Top of Recorded information
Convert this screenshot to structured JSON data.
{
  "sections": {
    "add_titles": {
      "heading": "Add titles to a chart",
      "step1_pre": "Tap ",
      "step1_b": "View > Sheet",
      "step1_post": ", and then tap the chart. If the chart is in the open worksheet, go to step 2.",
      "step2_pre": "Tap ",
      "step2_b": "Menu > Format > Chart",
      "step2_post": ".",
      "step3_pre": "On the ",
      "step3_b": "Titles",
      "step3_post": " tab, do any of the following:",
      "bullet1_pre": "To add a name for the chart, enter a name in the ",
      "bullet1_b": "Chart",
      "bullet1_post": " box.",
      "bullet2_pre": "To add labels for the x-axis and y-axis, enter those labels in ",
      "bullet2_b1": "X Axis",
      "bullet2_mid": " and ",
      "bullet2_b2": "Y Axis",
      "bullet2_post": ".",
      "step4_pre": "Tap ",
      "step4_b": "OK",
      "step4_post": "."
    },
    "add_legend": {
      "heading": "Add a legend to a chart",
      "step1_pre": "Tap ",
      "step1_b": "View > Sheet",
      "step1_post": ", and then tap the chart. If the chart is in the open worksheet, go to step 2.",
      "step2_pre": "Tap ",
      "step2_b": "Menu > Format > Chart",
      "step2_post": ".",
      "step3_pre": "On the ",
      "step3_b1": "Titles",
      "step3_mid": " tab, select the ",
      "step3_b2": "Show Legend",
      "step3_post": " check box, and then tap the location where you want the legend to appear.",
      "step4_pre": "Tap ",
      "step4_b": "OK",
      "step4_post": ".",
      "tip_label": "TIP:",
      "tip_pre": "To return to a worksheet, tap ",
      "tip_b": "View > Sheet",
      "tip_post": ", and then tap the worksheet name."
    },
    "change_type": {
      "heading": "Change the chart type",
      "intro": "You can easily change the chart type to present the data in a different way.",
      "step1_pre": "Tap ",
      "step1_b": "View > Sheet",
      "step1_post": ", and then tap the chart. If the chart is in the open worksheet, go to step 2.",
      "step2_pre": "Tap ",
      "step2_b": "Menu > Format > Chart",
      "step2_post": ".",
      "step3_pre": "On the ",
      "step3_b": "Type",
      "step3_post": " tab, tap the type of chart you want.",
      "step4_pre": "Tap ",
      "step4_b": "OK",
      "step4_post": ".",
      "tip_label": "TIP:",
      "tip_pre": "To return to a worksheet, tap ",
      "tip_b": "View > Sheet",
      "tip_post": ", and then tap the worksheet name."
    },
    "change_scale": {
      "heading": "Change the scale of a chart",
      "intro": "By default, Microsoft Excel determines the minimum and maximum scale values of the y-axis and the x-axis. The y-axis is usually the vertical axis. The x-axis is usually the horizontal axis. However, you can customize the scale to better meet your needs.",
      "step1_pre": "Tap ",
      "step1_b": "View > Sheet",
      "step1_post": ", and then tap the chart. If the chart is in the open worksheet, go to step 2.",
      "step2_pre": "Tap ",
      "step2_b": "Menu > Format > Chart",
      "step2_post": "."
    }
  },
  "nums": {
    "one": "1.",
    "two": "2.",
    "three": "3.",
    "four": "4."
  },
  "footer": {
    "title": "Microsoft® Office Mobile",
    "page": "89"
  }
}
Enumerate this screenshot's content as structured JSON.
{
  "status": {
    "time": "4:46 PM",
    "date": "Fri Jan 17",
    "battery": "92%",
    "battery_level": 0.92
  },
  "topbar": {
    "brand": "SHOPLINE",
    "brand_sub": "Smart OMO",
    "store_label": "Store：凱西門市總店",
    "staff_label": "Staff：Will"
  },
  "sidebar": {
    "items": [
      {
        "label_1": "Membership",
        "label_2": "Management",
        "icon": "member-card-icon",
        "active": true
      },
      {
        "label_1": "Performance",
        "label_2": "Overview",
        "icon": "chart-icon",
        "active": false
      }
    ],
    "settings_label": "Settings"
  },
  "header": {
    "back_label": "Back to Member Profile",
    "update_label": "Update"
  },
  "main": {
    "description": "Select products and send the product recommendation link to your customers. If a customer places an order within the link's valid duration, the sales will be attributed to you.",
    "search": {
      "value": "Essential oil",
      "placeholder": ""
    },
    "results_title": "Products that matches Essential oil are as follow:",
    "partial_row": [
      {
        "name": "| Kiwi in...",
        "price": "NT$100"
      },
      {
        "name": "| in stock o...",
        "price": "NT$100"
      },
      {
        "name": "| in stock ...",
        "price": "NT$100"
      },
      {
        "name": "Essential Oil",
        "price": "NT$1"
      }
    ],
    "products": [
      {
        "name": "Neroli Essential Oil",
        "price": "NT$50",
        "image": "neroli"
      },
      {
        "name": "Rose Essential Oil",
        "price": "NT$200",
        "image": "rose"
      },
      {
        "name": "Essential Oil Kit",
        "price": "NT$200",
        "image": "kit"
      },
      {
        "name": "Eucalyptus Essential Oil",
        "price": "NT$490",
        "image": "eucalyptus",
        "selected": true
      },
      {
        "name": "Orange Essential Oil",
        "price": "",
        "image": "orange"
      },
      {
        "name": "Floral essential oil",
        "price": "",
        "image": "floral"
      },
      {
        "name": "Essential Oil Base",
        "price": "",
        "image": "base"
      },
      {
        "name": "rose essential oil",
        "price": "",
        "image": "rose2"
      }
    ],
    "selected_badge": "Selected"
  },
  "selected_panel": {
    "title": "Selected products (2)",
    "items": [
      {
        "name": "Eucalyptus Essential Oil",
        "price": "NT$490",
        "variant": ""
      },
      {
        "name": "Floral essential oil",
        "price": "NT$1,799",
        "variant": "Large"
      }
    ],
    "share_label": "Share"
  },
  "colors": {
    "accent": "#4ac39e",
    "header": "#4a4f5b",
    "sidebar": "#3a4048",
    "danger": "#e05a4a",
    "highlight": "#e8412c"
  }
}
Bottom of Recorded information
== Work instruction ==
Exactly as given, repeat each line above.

== Exercise result ==
Convert this screenshot to structured JSON data.
{
  "sections": {
    "add_titles": {
      "heading": "Add titles to a chart",
      "step1_pre": "Tap ",
      "step1_b": "View > Sheet",
      "step1_post": ", and then tap the chart. If the chart is in the open worksheet, go to step 2.",
      "step2_pre": "Tap ",
      "step2_b": "Menu > Format > Chart",
      "step2_post": ".",
      "step3_pre": "On the ",
      "step3_b": "Titles",
      "step3_post": " tab, do any of the following:",
      "bullet1_pre": "To add a name for the chart, enter a name in the ",
      "bullet1_b": "Chart",
      "bullet1_post": " box.",
      "bullet2_pre": "To add labels for the x-axis and y-axis, enter those labels in ",
      "bullet2_b1": "X Axis",
      "bullet2_mid": " and ",
      "bullet2_b2": "Y Axis",
      "bullet2_post": ".",
      "step4_pre": "Tap ",
      "step4_b": "OK",
      "step4_post": "."
    },
    "add_legend": {
      "heading": "Add a legend to a chart",
      "step1_pre": "Tap ",
      "step1_b": "View > Sheet",
      "step1_post": ", and then tap the chart. If the chart is in the open worksheet, go to step 2.",
      "step2_pre": "Tap ",
      "step2_b": "Menu > Format > Chart",
      "step2_post": ".",
      "step3_pre": "On the ",
      "step3_b1": "Titles",
      "step3_mid": " tab, select the ",
      "step3_b2": "Show Legend",
      "step3_post": " check box, and then tap the location where you want the legend to appear.",
      "step4_pre": "Tap ",
      "step4_b": "OK",
      "step4_post": ".",
      "tip_label": "TIP:",
      "tip_pre": "To return to a worksheet, tap ",
      "tip_b": "View > Sheet",
      "tip_post": ", and then tap the worksheet name."
    },
    "change_type": {
      "heading": "Change the chart type",
      "intro": "You can easily change the chart type to present the data in a different way.",
      "step1_pre": "Tap ",
      "step1_b": "View > Sheet",
      "step1_post": ", and then tap the chart. If the chart is in the open worksheet, go to step 2.",
      "step2_pre": "Tap ",
      "step2_b": "Menu > Format > Chart",
      "step2_post": ".",
      "step3_pre": "On the ",
      "step3_b": "Type",
      "step3_post": " tab, tap the type of chart you want.",
      "step4_pre": "Tap ",
      "step4_b": "OK",
      "step4_post": ".",
      "tip_label": "TIP:",
      "tip_pre": "To return to a worksheet, tap ",
      "tip_b": "View > Sheet",
      "tip_post": ", and then tap the worksheet name."
    },
    "change_scale": {
      "heading": "Change the scale of a chart",
      "intro": "By default, Microsoft Excel determines the minimum and maximum scale values of the y-axis and the x-axis. The y-axis is usually the vertical axis. The x-axis is usually the horizontal axis. However, you can customize the scale to better meet your needs.",
      "step1_pre": "Tap ",
      "step1_b": "View > Sheet",
      "step1_post": ", and then tap the chart. If the chart is in the open worksheet, go to step 2.",
      "step2_pre": "Tap ",
      "step2_b": "Menu > Format > Chart",
      "step2_post": "."
    }
  },
  "nums": {
    "one": "1.",
    "two": "2.",
    "three": "3.",
    "four": "4."
  },
  "footer": {
    "title": "Microsoft® Office Mobile",
    "page": "89"
  }
}
Enumerate this screenshot's content as structured JSON.
{
  "status": {
    "time": "4:46 PM",
    "date": "Fri Jan 17",
    "battery": "92%",
    "battery_level": 0.92
  },
  "topbar": {
    "brand": "SHOPLINE",
    "brand_sub": "Smart OMO",
    "store_label": "Store：凱西門市總店",
    "staff_label": "Staff：Will"
  },
  "sidebar": {
    "items": [
      {
        "label_1": "Membership",
        "label_2": "Management",
        "icon": "member-card-icon",
        "active": true
      },
      {
        "label_1": "Performance",
        "label_2": "Overview",
        "icon": "chart-icon",
        "active": false
      }
    ],
    "settings_label": "Settings"
  },
  "header": {
    "back_label": "Back to Member Profile",
    "update_label": "Update"
  },
  "main": {
    "description": "Select products and send the product recommendation link to your customers. If a customer places an order within the link's valid duration, the sales will be attributed to you.",
    "search": {
      "value": "Essential oil",
      "placeholder": ""
    },
    "results_title": "Products that matches Essential oil are as follow:",
    "partial_row": [
      {
        "name": "| Kiwi in...",
        "price": "NT$100"
      },
      {
        "name": "| in stock o...",
        "price": "NT$100"
      },
      {
        "name": "| in stock ...",
        "price": "NT$100"
      },
      {
        "name": "Essential Oil",
        "price": "NT$1"
      }
    ],
    "products": [
      {
        "name": "Neroli Essential Oil",
        "price": "NT$50",
        "image": "neroli"
      },
      {
        "name": "Rose Essential Oil",
        "price": "NT$200",
        "image": "rose"
      },
      {
        "name": "Essential Oil Kit",
        "price": "NT$200",
        "image": "kit"
      },
      {
        "name": "Eucalyptus Essential Oil",
        "price": "NT$490",
        "image": "eucalyptus",
        "selected": true
      },
      {
        "name": "Orange Essential Oil",
        "price": "",
        "image": "orange"
      },
      {
        "name": "Floral essential oil",
        "price": "",
        "image": "floral"
      },
      {
        "name": "Essential Oil Base",
        "price": "",
        "image": "base"
      },
      {
        "name": "rose essential oil",
        "price": "",
        "image": "rose2"
      }
    ],
    "selected_badge": "Selected"
  },
  "selected_panel": {
    "title": "Selected products (2)",
    "items": [
      {
        "name": "Eucalyptus Essential Oil",
        "price": "NT$490",
        "variant": ""
      },
      {
        "name": "Floral essential oil",
        "price": "NT$1,799",
        "variant": "Large"
      }
    ],
    "share_label": "Share"
  },
  "colors": {
    "accent": "#4ac39e",
    "header": "#4a4f5b",
    "sidebar": "#3a4048",
    "danger": "#e05a4a",
    "highlight": "#e8412c"
  }
}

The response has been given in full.